DETROIT (FOX 2) - In a Minneapolis courtroom, a jury heard closing arguments in the Derek Chauvin trial on Monday.
Now people across the country are reflecting on the magnitude of the verdict. Pastor Maurice Hardwick, a Detroit community activist, says for the Black community a guilty verdict is a sign of equality.
"For the African-American community we are looking for a guilty verdict," Hardwick said. "It means to our community that you respect us. I don't care what type of a person it may have been, you respect life, and you respect an African-American life just as much as you respect anyone else."
"This trial has thrust the Black Lives Matter movement and arguably its validity, back into the public," said attorney Arnold Reed.
Reed is a faculty member for Harvard Law School's trial advocacy workshop.
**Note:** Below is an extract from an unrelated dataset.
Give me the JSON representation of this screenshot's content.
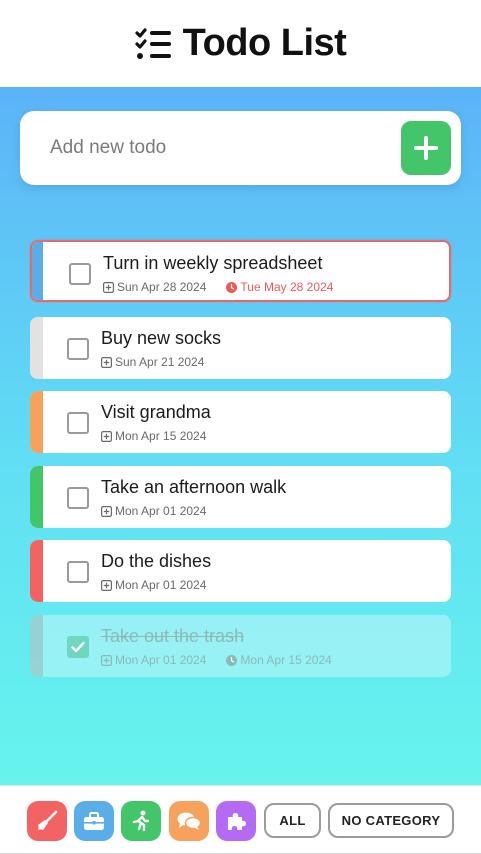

He believes a crucial moment favoring the prosecution was when Chauvin did not take the witness stand.
Reed believes the racial makeup of Hennepin County, specifically the large number of predominantly white cities- could also impact deliberations.
"Just by the mere fact of the person being African-American in most instances, they have a different experience with police officers than whites," he said. "You contrast that with the white experience, and you are going to have views in that jury room that are going to clash."
Pastor Maurice Hardwick
Meanwhile, Metro Detroit attorney Ven Johnson says the prosecution did an outstanding job and says the defense had a tough case, but they only need one juror to say 'not guilty' for a mistrial. Johnson also believes several aspects of the trial are monumental.
"In most cases, there are no criminal charges filed against the cops even when they're shooting unarmed people," Johnson said. "So the fact there are charges filed - there are murder charges filed - so that's extraordinary, and the next thing that's really extraordinary is the police force has come in and testified against the guy."
Attorney Ven Johnson
Meanwhile, Detroit Police Chief James Craig says while they embrace free speech and peaceful protests, the department is ready for any response once the jury's decision comes down.
"I have no reason to believe that whether he's acquitted, or found guilty, that there will not be violence," Craig said. "Now is it specific to Detroit? We have no indication."
Reed said he does not expect a quick verdict.